**DIRECTIONS**. The expected response is an exact repetition of every record, with images excluded.

═════ DATASET

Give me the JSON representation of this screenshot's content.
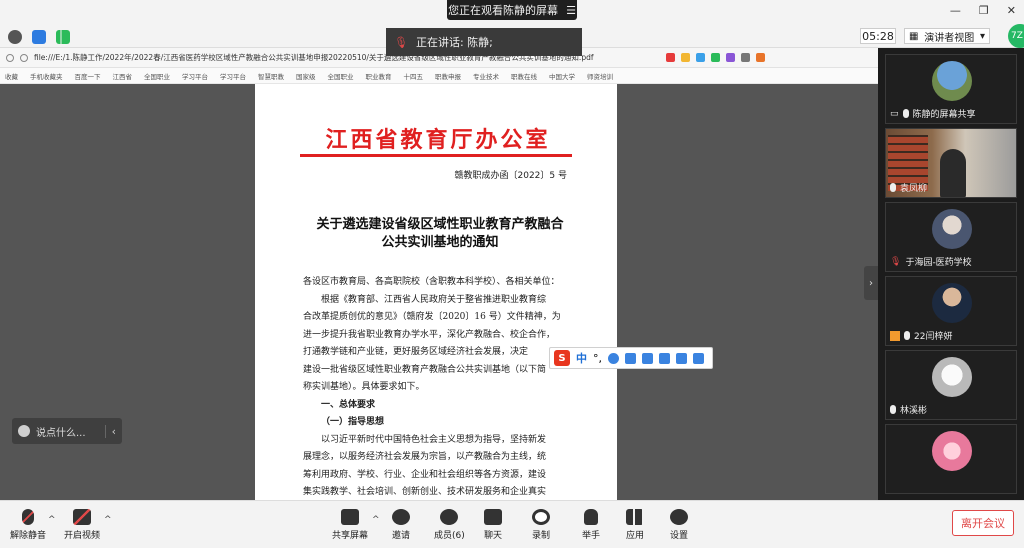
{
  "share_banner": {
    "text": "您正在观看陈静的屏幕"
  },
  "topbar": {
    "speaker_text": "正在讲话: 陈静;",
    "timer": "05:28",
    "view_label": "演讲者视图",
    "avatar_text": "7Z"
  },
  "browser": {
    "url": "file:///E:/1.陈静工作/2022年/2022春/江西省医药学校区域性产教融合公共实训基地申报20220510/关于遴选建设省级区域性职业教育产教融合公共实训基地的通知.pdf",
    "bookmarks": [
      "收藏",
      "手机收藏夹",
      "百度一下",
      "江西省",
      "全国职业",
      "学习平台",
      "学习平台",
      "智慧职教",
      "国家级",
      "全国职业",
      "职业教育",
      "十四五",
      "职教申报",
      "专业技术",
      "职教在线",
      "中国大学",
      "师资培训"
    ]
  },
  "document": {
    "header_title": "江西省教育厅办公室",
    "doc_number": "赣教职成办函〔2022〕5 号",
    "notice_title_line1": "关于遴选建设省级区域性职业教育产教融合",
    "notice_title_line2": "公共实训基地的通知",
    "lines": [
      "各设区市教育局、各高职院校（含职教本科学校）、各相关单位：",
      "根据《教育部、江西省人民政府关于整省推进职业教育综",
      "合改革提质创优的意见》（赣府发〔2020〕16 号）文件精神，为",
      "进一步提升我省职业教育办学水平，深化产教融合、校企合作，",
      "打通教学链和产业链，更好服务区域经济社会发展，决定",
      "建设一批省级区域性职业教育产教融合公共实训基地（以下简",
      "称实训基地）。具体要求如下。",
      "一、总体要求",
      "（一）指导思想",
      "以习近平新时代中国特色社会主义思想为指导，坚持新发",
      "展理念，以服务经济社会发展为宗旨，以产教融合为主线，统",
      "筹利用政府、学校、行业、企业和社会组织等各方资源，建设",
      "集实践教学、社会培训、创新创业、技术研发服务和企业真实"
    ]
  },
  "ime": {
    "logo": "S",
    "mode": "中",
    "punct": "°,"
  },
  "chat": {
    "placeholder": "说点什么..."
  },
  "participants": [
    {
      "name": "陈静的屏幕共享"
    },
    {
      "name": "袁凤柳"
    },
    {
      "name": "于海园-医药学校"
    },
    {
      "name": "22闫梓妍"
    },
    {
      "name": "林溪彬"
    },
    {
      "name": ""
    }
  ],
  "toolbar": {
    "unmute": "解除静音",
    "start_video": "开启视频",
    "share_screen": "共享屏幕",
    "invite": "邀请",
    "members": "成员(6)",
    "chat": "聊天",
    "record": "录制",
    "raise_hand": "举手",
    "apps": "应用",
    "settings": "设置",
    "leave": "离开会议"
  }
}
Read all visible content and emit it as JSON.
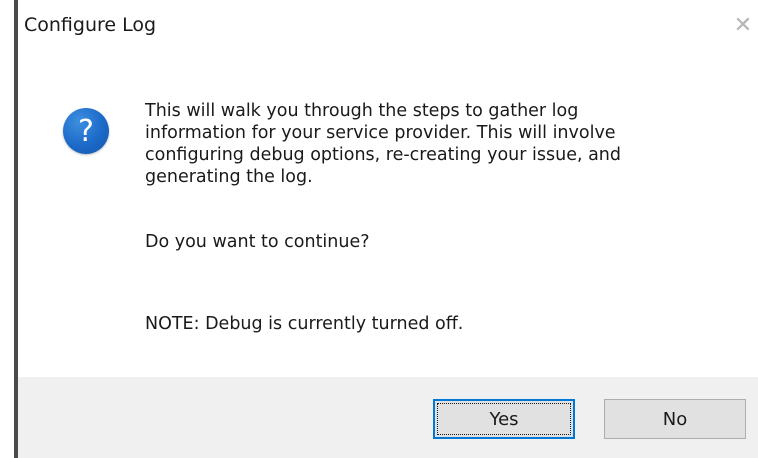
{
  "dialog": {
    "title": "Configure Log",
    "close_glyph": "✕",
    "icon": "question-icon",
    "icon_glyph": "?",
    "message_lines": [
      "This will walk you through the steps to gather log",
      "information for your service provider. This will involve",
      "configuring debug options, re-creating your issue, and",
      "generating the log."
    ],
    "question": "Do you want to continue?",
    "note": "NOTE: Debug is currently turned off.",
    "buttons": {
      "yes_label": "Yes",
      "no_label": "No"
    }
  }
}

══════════

**OUTPUT OF THE EXERCISE**.
Give me the JSON representation of this screenshot's content.
{
  "share_banner": {
    "text": "您正在观看陈静的屏幕"
  },
  "topbar": {
    "speaker_text": "正在讲话: 陈静;",
    "timer": "05:28",
    "view_label": "演讲者视图",
    "avatar_text": "7Z"
  },
  "browser": {
    "url": "file:///E:/1.陈静工作/2022年/2022春/江西省医药学校区域性产教融合公共实训基地申报20220510/关于遴选建设省级区域性职业教育产教融合公共实训基地的通知.pdf",
    "bookmarks": [
      "收藏",
      "手机收藏夹",
      "百度一下",
      "江西省",
      "全国职业",
      "学习平台",
      "学习平台",
      "智慧职教",
      "国家级",
      "全国职业",
      "职业教育",
      "十四五",
      "职教申报",
      "专业技术",
      "职教在线",
      "中国大学",
      "师资培训"
    ]
  },
  "document": {
    "header_title": "江西省教育厅办公室",
    "doc_number": "赣教职成办函〔2022〕5 号",
    "notice_title_line1": "关于遴选建设省级区域性职业教育产教融合",
    "notice_title_line2": "公共实训基地的通知",
    "lines": [
      "各设区市教育局、各高职院校（含职教本科学校）、各相关单位：",
      "根据《教育部、江西省人民政府关于整省推进职业教育综",
      "合改革提质创优的意见》（赣府发〔2020〕16 号）文件精神，为",
      "进一步提升我省职业教育办学水平，深化产教融合、校企合作，",
      "打通教学链和产业链，更好服务区域经济社会发展，决定",
      "建设一批省级区域性职业教育产教融合公共实训基地（以下简",
      "称实训基地）。具体要求如下。",
      "一、总体要求",
      "（一）指导思想",
      "以习近平新时代中国特色社会主义思想为指导，坚持新发",
      "展理念，以服务经济社会发展为宗旨，以产教融合为主线，统",
      "筹利用政府、学校、行业、企业和社会组织等各方资源，建设",
      "集实践教学、社会培训、创新创业、技术研发服务和企业真实"
    ]
  },
  "ime": {
    "logo": "S",
    "mode": "中",
    "punct": "°,"
  },
  "chat": {
    "placeholder": "说点什么..."
  },
  "participants": [
    {
      "name": "陈静的屏幕共享"
    },
    {
      "name": "袁凤柳"
    },
    {
      "name": "于海园-医药学校"
    },
    {
      "name": "22闫梓妍"
    },
    {
      "name": "林溪彬"
    },
    {
      "name": ""
    }
  ],
  "toolbar": {
    "unmute": "解除静音",
    "start_video": "开启视频",
    "share_screen": "共享屏幕",
    "invite": "邀请",
    "members": "成员(6)",
    "chat": "聊天",
    "record": "录制",
    "raise_hand": "举手",
    "apps": "应用",
    "settings": "设置",
    "leave": "离开会议"
  }
}
Read all visible content and emit it as JSON.
{
  "dialog": {
    "title": "Configure Log",
    "close_glyph": "✕",
    "icon": "question-icon",
    "icon_glyph": "?",
    "message_lines": [
      "This will walk you through the steps to gather log",
      "information for your service provider. This will involve",
      "configuring debug options, re-creating your issue, and",
      "generating the log."
    ],
    "question": "Do you want to continue?",
    "note": "NOTE: Debug is currently turned off.",
    "buttons": {
      "yes_label": "Yes",
      "no_label": "No"
    }
  }
}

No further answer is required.